Instead of playing on this theme, this production tones the tale down to a stultifying tempo. There is barely a heartbeat here. One problem is the text that is neither engaging nor well constructed. Another is the casting. Mr. Petre is not up to the task of tackling a man on a mission of insane proportions who makes the journey last over 18 years. Many of the rest of the actors appeared uncertain both of lines and blocking, and Mr. Wotton should be given a lesson on how to use a walking stick. Ms. Broccolini rises above the fray for most of her time onstage, but there is not much of it. The staging is awkward, with the exception of the use of silhouettes, and takes place inside a boxing ring – why? As the characters surrounding Gray age, they apply hair graying liquid and grayish makeup. While they do this onstage with a modicum of fuss, a good shake sends the makeup flying. Not only is it distracting, it smacks of amateur theatre values. It would have been smarter to use older actors.

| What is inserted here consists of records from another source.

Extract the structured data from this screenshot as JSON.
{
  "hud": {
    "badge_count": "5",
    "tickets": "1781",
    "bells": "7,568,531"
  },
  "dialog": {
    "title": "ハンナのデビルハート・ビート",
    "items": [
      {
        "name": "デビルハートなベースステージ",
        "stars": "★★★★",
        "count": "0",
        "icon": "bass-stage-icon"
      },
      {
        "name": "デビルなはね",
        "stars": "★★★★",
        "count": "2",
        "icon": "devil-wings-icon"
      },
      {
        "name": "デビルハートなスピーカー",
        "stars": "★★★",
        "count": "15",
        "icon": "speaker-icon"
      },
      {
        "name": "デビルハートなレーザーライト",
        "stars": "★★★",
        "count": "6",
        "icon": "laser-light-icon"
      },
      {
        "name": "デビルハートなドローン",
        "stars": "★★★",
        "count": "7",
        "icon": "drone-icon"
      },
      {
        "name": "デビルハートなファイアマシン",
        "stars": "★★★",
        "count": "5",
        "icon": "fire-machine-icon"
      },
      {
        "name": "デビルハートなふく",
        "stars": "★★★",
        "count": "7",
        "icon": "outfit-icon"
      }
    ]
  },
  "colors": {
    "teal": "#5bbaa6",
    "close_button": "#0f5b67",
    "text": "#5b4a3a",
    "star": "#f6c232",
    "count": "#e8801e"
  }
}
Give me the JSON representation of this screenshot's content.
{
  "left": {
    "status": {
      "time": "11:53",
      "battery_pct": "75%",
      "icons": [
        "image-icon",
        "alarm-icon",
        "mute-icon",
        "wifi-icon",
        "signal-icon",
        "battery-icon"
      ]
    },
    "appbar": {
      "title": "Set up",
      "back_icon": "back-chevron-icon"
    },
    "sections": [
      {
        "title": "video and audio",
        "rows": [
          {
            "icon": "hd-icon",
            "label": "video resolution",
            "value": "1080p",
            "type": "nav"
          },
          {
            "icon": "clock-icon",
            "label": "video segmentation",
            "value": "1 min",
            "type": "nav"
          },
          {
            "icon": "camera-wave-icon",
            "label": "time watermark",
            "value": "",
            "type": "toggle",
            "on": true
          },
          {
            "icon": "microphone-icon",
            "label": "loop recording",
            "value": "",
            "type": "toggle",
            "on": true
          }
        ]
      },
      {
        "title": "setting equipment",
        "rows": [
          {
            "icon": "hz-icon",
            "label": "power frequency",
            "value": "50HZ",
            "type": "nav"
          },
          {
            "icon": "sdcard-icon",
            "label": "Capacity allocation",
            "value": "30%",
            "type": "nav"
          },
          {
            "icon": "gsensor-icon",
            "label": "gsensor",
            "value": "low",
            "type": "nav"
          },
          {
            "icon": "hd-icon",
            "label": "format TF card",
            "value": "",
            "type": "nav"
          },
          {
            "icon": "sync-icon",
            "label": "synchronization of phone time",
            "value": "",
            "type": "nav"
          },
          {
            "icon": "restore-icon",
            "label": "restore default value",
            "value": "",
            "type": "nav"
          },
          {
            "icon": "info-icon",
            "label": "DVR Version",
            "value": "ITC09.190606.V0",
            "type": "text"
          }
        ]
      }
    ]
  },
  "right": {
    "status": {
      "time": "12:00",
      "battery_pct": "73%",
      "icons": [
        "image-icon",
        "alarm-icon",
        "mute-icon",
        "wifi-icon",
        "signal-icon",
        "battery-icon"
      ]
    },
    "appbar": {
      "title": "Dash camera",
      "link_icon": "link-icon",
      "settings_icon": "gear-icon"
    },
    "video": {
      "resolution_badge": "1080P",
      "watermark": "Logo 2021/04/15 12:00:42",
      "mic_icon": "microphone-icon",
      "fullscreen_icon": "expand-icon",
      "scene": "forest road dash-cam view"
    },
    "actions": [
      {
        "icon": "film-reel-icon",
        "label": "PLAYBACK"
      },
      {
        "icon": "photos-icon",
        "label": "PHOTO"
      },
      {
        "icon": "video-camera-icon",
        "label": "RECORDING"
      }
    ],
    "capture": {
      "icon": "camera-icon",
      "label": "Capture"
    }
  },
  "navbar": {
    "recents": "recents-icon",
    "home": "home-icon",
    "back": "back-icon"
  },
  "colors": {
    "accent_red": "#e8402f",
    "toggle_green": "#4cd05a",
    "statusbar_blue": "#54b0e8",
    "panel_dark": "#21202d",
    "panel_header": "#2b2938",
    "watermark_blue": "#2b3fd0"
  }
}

The result is an evening where everyone tries very hard but the air still escapes the theatre, along with this most fascinating story.
One bright spot was the producing end of this show. The house was packed with people and the program with ads. Producer Adam Blanshay is an enthusiastic theatre supporter. There are never enough of those. Better luck next time.